** DATA RECORDS follows **

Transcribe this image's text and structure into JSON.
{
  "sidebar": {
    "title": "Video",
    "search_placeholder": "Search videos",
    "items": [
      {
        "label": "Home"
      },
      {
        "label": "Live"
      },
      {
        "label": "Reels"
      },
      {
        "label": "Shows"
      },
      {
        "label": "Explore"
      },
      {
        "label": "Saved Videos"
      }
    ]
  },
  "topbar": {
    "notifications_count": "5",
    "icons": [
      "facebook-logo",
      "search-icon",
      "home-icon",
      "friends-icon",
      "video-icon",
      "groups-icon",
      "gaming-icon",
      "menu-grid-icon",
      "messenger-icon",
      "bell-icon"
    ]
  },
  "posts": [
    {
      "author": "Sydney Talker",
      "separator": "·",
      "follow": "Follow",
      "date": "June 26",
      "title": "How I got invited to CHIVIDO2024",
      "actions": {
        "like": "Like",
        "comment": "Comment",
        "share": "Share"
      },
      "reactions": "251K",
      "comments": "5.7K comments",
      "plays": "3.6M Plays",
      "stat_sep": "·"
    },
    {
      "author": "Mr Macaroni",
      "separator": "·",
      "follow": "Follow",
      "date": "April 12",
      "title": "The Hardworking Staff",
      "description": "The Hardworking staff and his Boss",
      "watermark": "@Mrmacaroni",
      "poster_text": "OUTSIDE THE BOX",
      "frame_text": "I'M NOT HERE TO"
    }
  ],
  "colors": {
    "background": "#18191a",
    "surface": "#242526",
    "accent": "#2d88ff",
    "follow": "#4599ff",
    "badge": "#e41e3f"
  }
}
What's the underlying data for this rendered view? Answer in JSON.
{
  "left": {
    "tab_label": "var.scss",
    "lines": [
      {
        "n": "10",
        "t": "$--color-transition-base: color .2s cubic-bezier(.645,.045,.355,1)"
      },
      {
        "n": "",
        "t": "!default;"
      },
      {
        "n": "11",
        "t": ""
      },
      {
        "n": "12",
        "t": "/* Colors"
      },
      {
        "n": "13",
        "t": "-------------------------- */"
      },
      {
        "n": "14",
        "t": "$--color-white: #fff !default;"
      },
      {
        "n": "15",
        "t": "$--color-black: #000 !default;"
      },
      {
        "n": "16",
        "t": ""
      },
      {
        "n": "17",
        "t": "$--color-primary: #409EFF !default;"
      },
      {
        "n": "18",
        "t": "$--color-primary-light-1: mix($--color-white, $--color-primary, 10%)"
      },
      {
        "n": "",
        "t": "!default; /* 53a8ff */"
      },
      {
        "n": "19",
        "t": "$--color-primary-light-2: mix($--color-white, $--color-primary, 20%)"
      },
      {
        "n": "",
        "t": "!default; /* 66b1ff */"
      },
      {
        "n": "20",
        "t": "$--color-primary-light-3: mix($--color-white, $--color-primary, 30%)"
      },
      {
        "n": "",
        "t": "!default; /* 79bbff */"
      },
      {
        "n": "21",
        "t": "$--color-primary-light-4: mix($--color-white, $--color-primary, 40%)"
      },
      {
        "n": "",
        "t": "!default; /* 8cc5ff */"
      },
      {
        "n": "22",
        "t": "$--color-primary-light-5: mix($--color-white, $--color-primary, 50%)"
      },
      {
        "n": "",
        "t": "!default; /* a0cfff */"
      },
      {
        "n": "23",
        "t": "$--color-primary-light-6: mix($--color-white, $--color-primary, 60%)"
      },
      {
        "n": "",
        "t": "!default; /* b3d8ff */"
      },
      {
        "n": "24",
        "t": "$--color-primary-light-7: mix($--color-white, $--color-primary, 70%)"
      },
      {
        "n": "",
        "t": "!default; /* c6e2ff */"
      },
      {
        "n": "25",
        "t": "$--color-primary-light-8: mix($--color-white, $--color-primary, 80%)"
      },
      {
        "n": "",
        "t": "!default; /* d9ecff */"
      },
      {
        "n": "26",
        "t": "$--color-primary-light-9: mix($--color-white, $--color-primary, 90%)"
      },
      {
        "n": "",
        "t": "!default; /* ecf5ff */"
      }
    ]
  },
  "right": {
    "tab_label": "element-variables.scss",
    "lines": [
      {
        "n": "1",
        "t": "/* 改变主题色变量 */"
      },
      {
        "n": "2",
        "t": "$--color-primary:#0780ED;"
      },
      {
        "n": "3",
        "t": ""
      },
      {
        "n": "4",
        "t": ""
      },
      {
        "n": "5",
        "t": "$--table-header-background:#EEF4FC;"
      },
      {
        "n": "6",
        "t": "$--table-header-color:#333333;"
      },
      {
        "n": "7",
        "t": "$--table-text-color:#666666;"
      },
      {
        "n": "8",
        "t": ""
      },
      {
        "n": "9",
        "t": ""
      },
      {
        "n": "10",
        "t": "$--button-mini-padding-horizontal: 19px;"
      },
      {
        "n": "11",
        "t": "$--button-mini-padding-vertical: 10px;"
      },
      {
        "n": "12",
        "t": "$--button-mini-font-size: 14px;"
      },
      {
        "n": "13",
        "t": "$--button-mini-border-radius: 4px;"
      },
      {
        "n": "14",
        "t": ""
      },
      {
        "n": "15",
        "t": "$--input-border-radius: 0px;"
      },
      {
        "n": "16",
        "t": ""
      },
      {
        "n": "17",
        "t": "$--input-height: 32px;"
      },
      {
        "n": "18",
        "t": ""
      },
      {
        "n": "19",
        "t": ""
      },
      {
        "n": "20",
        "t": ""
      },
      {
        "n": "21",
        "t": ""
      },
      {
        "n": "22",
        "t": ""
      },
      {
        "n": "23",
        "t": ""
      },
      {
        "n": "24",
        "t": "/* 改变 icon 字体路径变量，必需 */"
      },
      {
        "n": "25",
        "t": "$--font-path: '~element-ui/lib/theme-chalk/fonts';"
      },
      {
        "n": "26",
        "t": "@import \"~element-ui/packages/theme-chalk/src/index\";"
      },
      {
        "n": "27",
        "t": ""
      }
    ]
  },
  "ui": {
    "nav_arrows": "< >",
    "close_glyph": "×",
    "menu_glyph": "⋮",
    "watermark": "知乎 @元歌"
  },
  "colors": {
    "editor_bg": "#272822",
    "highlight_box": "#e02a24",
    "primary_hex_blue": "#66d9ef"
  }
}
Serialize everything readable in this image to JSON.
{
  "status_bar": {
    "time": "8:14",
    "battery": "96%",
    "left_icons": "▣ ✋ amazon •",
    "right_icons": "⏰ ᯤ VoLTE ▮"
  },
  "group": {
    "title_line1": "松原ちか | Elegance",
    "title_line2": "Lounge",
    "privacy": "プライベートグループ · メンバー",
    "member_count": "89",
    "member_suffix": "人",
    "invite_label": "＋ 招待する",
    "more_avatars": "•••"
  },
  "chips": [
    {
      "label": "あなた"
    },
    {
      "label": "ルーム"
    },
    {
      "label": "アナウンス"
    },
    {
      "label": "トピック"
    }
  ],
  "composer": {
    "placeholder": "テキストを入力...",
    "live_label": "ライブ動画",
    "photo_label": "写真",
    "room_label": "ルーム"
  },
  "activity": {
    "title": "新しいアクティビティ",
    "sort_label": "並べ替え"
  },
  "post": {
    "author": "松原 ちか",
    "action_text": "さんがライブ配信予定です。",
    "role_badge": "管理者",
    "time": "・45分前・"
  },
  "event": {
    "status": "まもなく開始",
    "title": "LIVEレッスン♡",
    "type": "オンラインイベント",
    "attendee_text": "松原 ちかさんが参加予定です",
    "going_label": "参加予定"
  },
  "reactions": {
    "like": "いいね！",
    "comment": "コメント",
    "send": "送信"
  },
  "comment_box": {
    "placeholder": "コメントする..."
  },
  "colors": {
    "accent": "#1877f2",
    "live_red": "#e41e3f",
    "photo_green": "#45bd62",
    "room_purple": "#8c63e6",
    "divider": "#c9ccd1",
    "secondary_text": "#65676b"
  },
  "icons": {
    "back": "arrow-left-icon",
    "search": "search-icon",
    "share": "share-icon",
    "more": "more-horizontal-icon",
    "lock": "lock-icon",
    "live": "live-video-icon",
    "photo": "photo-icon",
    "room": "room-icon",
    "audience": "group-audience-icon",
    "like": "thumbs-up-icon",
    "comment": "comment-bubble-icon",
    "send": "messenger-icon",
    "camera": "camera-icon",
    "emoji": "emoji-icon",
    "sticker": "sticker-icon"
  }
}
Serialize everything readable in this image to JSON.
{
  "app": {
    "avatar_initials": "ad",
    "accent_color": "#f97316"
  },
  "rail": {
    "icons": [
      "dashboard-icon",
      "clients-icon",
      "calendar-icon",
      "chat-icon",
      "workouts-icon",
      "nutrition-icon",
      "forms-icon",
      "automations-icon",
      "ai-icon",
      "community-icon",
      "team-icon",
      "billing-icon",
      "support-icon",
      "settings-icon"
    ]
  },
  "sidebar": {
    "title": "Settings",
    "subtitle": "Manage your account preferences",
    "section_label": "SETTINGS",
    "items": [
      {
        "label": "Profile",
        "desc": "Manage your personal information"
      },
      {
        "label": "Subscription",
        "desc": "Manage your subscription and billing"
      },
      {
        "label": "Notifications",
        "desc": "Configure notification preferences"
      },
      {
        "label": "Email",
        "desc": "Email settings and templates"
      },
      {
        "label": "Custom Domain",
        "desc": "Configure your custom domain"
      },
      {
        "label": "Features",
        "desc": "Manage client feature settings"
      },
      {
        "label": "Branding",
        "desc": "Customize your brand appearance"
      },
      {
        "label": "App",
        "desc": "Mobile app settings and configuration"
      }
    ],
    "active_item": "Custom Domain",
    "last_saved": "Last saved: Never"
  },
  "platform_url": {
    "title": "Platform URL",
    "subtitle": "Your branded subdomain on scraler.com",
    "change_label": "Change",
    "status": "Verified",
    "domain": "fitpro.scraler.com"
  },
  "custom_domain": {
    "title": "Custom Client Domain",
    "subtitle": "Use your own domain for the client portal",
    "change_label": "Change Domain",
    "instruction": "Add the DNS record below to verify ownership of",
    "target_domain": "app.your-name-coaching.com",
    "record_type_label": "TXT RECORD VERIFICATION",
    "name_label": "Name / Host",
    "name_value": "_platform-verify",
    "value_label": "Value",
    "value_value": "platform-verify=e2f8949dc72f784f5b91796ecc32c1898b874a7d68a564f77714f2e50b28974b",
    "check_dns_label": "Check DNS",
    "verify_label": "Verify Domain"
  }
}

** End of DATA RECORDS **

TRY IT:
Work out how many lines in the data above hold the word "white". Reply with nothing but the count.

TASK ANSWER:
10